On May 25, 30 Hudson County residents were sworn in as U.S. citizens on the lawn of Weehawken’s American Legion Post 18, which organized the event.
Becoming a naturalized citizen is a lengthy process that involves multiple federal agencies.
Some spent well over a decade achieving citizenship status. Receiving an application can take years. There’s a backlog of hundreds of thousands of applicants. The average wait between receiving a citizenship application and having it approved is roughly 10 months, and counting.
Several American Legion veterans welcomed the newcomers after they took their Oaths of Allegiance, the final step in becoming a U.S. citizen. The oath was administered by Tamika Gray, a deputy district director of U.S. Citizenship and Immigration Services.
A Memorial Day tradition
“Many of our veterans endure a void left by the absence of our fallen brethren-in-arms to whom the holiday is dedicated,” American Legion Post 18’s First Vice Commander, Dr. Troy Mack, said. “This Memorial Day, we honor those who gave all by witnessing the Oaths of Allegiance sworn by our newest fellow citizens. They now bind themselves to the same American principles to which our comrades once pledged their service, and in defense of which our comrades sacrificed their lives.”
Mack said that ceremonies welcoming newly-naturalized citizens are an old custom. The post restored that tradition in Hudson County and plans on hosting the ceremonies annually or biannually in the future.
Dignitaries who congratulated the new citizens included District Representative for U.S. Citizenship and Immigration Services John Thompson, Post 18 Commander Chris Page, Hudson County American Legion Commander Jack Dunne, Weehawken Mayor Richard Turner, North Bergen Commissioner Julio Marenco and West New York Commissioner Cosmo Cirillo.

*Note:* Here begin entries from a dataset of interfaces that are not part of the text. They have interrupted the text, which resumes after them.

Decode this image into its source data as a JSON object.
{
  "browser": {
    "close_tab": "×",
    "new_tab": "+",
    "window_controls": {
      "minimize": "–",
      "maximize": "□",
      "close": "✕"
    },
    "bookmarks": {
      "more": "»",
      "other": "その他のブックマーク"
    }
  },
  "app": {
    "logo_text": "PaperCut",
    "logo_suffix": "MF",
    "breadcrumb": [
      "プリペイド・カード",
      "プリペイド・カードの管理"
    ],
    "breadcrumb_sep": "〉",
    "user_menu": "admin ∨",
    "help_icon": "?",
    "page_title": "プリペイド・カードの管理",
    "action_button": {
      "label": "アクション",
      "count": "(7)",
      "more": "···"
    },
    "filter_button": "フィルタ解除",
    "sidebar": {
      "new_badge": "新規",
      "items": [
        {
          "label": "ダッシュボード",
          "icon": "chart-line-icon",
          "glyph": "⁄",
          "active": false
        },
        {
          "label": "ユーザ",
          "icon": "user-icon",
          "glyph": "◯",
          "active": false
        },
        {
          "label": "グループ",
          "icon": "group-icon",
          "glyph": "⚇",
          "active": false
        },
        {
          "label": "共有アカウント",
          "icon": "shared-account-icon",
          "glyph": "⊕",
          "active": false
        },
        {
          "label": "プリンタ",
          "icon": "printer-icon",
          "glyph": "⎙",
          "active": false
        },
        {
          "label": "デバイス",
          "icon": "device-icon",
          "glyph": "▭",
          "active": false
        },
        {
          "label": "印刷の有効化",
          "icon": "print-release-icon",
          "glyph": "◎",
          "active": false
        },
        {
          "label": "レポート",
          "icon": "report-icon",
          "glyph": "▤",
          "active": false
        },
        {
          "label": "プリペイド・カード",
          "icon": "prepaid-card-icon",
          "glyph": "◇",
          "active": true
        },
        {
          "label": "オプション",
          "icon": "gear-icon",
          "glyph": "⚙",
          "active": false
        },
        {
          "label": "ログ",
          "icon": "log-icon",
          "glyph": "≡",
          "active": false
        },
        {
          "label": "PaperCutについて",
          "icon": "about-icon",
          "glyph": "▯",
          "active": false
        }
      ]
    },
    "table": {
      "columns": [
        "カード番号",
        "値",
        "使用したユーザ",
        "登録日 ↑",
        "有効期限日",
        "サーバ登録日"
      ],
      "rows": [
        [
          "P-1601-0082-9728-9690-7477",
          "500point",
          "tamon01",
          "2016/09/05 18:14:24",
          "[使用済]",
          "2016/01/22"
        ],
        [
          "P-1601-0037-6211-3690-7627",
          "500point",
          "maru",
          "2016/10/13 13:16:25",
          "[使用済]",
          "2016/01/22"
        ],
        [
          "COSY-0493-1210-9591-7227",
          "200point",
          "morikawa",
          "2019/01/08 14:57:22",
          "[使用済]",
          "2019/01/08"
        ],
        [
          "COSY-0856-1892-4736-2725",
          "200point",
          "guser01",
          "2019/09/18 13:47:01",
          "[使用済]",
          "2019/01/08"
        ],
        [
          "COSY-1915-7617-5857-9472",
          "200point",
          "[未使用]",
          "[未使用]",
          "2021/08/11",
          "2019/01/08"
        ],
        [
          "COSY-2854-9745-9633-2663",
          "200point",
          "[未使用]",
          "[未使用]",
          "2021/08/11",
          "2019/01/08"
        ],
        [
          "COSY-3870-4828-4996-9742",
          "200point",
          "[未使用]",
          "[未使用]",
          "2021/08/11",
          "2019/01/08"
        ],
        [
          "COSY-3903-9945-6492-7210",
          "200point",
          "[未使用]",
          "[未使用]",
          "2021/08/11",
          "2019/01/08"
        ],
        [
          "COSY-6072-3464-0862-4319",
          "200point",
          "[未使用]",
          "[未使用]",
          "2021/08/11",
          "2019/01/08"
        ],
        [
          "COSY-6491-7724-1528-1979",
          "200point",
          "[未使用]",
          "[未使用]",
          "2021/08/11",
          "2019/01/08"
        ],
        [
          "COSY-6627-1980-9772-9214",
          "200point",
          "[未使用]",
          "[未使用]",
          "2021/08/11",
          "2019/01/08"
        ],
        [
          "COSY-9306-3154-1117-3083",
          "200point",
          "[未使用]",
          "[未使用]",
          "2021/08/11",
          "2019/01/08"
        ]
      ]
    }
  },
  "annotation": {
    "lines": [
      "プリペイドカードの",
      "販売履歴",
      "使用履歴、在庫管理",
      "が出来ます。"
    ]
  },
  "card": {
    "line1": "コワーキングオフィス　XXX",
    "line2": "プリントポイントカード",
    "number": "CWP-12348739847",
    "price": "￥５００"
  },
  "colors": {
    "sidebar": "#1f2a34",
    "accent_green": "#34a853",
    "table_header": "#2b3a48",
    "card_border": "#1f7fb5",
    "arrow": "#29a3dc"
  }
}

Our American family
The new citizens came from Algeria, Australia, Brazil, Chile, China, Colombia, Cuba, Dominican Republic, Ecuador, Egypt, El Salvador, Haiti, Honduras, India, Peru, Philippines, and Tajikistan. While they were from 13 different countries, several dignitaries spoke of the pledge that united them.
“You’re becoming U.S. citizens in what is probably the most diverse area of the world,” Mayor Turner said, urging residents to take part in the democratic process. “You’ve all lived here for a long time. You know we’re loud, we’re raucous, we argue, but every day that we have an election, we turn out. It’s always an issue to remind Americans that they have to vote, because voting has consequences.”
Jack Dunne celebrated the site where the ceremony took place.
“I can’t think of a better place for all of our newest Americans to become naturalized,” Dunne said. “Look where you are, on the banks of the mighty Hudson River where immigrants have been coming to our shores for hundreds of years. We can see what they saw—the Statue of Liberty, Ellis Island, New York City, the whole harbor.”
Troy Mack concluded, “I have this honor today to stand and witness all 30 of you pledge yourselves to this great American Project, and this great American Dream, and for that I thank you, because you’ve given us the opportunity to continue to believe in a powerful project of freedom, liberty, and the sacred dignity of every man, woman, and child.”